§ **What is being asked**:
Using "hint" as the search string, find the matching lines below and copy them.

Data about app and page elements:
──────

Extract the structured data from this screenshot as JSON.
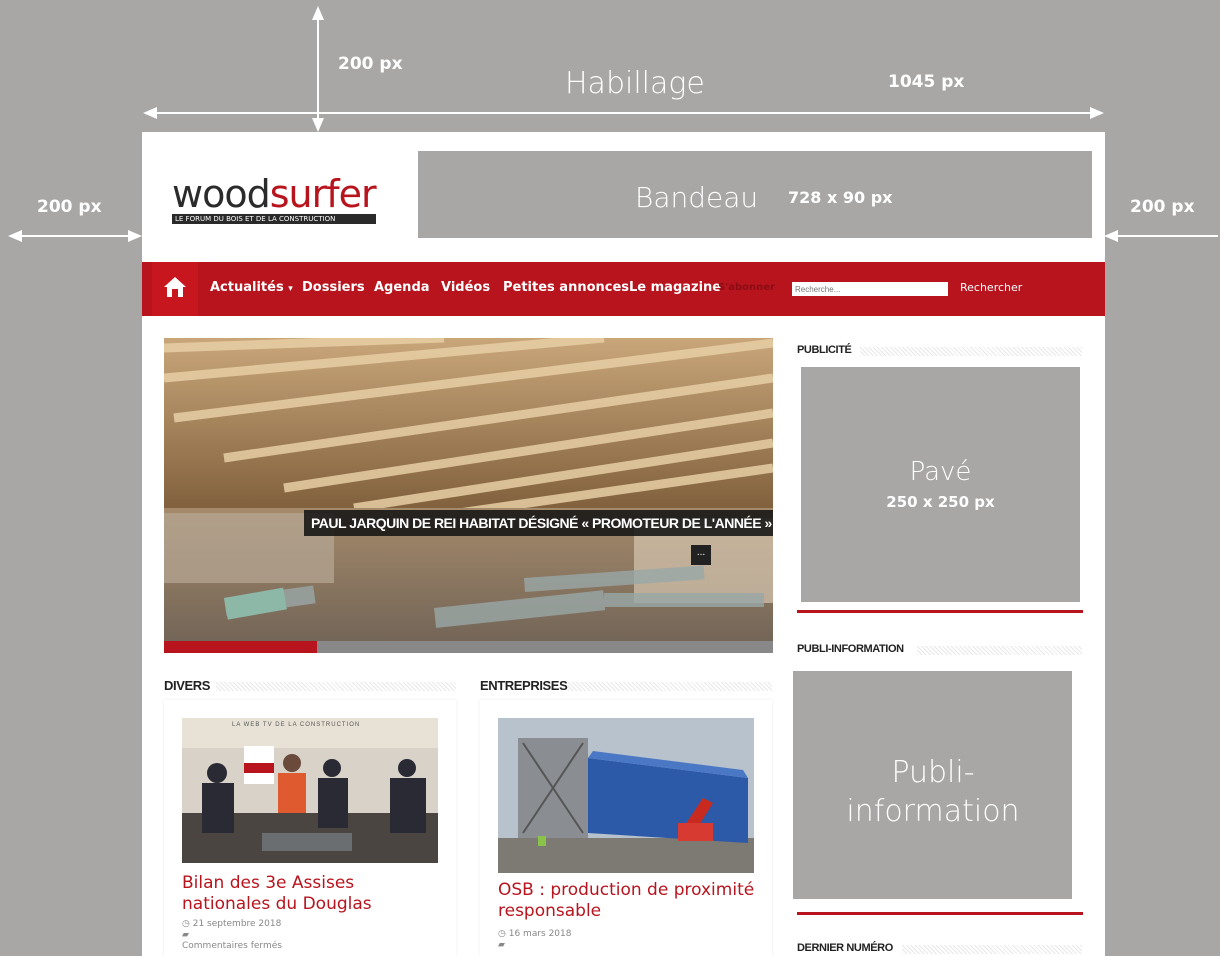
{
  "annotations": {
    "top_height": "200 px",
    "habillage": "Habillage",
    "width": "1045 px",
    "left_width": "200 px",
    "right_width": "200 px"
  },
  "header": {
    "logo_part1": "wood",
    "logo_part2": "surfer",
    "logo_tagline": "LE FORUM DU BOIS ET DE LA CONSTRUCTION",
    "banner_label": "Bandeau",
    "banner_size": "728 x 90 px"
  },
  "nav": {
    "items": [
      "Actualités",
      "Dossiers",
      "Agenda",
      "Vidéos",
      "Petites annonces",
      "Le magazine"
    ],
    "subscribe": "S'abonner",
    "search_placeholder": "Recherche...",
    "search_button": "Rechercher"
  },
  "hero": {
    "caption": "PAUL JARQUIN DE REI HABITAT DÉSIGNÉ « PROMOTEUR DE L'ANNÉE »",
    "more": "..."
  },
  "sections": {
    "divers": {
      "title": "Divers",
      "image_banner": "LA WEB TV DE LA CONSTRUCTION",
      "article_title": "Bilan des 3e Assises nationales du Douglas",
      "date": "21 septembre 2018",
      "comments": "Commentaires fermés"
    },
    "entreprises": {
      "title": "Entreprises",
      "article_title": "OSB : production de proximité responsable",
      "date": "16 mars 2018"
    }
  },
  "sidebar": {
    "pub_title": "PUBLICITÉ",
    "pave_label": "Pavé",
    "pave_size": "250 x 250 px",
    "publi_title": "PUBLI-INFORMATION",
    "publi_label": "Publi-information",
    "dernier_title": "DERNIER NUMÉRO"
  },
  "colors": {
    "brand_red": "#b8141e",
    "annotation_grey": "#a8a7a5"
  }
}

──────

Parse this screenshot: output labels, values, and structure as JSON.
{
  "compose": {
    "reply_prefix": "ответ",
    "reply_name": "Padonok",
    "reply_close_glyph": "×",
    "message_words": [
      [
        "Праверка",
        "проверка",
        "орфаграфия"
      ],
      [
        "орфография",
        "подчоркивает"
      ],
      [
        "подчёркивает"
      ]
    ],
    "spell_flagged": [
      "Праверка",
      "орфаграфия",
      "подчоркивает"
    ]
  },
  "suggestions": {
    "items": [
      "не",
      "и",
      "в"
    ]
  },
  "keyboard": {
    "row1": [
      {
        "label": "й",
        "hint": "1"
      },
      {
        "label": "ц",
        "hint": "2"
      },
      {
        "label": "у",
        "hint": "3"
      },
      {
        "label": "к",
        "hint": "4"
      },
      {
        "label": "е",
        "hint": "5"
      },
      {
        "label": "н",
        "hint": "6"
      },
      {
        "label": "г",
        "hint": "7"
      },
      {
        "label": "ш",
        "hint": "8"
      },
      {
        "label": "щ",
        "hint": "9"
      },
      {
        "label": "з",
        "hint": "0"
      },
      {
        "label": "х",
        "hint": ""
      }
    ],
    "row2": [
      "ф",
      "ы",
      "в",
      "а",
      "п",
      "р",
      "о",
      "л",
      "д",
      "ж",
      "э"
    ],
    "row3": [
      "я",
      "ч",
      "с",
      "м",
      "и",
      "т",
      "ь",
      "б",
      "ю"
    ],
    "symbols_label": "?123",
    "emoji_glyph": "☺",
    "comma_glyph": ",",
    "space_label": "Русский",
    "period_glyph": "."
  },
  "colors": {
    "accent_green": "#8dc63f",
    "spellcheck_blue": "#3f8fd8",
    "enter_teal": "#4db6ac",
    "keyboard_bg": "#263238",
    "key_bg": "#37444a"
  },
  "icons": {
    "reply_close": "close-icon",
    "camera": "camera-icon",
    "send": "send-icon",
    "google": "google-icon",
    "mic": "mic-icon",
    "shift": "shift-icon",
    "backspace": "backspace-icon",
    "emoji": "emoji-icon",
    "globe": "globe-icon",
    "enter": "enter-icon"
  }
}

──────

§ **Written response**:
        "hint": "1"
        "hint": "2"
        "hint": "3"
        "hint": "4"
        "hint": "5"
        "hint": "6"
        "hint": "7"
        "hint": "8"
        "hint": "9"
        "hint": "0"
        "hint": ""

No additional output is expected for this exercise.